> _Entries supplied_
[Start of section]
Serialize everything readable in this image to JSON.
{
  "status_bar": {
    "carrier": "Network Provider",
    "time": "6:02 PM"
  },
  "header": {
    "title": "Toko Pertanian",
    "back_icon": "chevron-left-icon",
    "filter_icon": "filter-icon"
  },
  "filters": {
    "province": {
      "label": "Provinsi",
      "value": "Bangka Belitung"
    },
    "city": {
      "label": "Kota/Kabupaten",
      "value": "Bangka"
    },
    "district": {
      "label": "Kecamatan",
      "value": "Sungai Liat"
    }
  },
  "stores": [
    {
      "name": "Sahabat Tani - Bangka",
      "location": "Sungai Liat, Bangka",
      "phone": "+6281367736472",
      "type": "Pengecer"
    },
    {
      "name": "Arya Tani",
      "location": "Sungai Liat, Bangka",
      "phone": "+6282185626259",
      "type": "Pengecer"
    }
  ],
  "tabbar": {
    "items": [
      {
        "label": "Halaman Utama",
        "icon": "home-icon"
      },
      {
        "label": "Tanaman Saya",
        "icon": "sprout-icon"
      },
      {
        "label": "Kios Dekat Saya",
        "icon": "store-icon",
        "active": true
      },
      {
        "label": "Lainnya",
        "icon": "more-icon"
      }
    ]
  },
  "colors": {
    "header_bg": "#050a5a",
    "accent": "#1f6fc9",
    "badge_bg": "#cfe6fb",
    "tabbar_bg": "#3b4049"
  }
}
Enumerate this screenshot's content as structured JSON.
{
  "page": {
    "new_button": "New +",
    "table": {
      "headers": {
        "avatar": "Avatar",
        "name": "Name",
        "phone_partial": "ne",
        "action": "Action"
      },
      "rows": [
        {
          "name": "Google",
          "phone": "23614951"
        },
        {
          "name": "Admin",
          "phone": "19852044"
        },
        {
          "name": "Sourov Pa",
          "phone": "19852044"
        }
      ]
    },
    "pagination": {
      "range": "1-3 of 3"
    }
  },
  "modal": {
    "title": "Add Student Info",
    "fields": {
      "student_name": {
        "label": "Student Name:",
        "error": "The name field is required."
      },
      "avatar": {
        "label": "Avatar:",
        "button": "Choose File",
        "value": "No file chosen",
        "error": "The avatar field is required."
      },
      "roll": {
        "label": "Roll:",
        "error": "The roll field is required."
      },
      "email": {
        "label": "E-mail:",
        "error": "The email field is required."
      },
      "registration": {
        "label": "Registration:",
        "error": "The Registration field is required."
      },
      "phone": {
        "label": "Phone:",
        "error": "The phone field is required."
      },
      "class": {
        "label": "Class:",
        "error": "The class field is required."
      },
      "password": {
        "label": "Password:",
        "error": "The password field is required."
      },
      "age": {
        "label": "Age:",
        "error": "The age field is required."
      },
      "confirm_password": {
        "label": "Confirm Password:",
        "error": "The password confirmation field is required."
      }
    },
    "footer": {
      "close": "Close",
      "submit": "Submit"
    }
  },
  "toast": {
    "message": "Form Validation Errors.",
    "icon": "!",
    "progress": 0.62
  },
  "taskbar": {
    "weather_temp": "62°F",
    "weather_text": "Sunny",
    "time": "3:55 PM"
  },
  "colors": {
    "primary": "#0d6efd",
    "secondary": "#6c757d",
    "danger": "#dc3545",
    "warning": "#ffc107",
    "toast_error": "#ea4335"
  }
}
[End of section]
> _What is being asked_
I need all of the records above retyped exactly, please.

> _Expected answer_
Serialize everything readable in this image to JSON.
{
  "status_bar": {
    "carrier": "Network Provider",
    "time": "6:02 PM"
  },
  "header": {
    "title": "Toko Pertanian",
    "back_icon": "chevron-left-icon",
    "filter_icon": "filter-icon"
  },
  "filters": {
    "province": {
      "label": "Provinsi",
      "value": "Bangka Belitung"
    },
    "city": {
      "label": "Kota/Kabupaten",
      "value": "Bangka"
    },
    "district": {
      "label": "Kecamatan",
      "value": "Sungai Liat"
    }
  },
  "stores": [
    {
      "name": "Sahabat Tani - Bangka",
      "location": "Sungai Liat, Bangka",
      "phone": "+6281367736472",
      "type": "Pengecer"
    },
    {
      "name": "Arya Tani",
      "location": "Sungai Liat, Bangka",
      "phone": "+6282185626259",
      "type": "Pengecer"
    }
  ],
  "tabbar": {
    "items": [
      {
        "label": "Halaman Utama",
        "icon": "home-icon"
      },
      {
        "label": "Tanaman Saya",
        "icon": "sprout-icon"
      },
      {
        "label": "Kios Dekat Saya",
        "icon": "store-icon",
        "active": true
      },
      {
        "label": "Lainnya",
        "icon": "more-icon"
      }
    ]
  },
  "colors": {
    "header_bg": "#050a5a",
    "accent": "#1f6fc9",
    "badge_bg": "#cfe6fb",
    "tabbar_bg": "#3b4049"
  }
}
Enumerate this screenshot's content as structured JSON.
{
  "page": {
    "new_button": "New +",
    "table": {
      "headers": {
        "avatar": "Avatar",
        "name": "Name",
        "phone_partial": "ne",
        "action": "Action"
      },
      "rows": [
        {
          "name": "Google",
          "phone": "23614951"
        },
        {
          "name": "Admin",
          "phone": "19852044"
        },
        {
          "name": "Sourov Pa",
          "phone": "19852044"
        }
      ]
    },
    "pagination": {
      "range": "1-3 of 3"
    }
  },
  "modal": {
    "title": "Add Student Info",
    "fields": {
      "student_name": {
        "label": "Student Name:",
        "error": "The name field is required."
      },
      "avatar": {
        "label": "Avatar:",
        "button": "Choose File",
        "value": "No file chosen",
        "error": "The avatar field is required."
      },
      "roll": {
        "label": "Roll:",
        "error": "The roll field is required."
      },
      "email": {
        "label": "E-mail:",
        "error": "The email field is required."
      },
      "registration": {
        "label": "Registration:",
        "error": "The Registration field is required."
      },
      "phone": {
        "label": "Phone:",
        "error": "The phone field is required."
      },
      "class": {
        "label": "Class:",
        "error": "The class field is required."
      },
      "password": {
        "label": "Password:",
        "error": "The password field is required."
      },
      "age": {
        "label": "Age:",
        "error": "The age field is required."
      },
      "confirm_password": {
        "label": "Confirm Password:",
        "error": "The password confirmation field is required."
      }
    },
    "footer": {
      "close": "Close",
      "submit": "Submit"
    }
  },
  "toast": {
    "message": "Form Validation Errors.",
    "icon": "!",
    "progress": 0.62
  },
  "taskbar": {
    "weather_temp": "62°F",
    "weather_text": "Sunny",
    "time": "3:55 PM"
  },
  "colors": {
    "primary": "#0d6efd",
    "secondary": "#6c757d",
    "danger": "#dc3545",
    "warning": "#ffc107",
    "toast_error": "#ea4335"
  }
}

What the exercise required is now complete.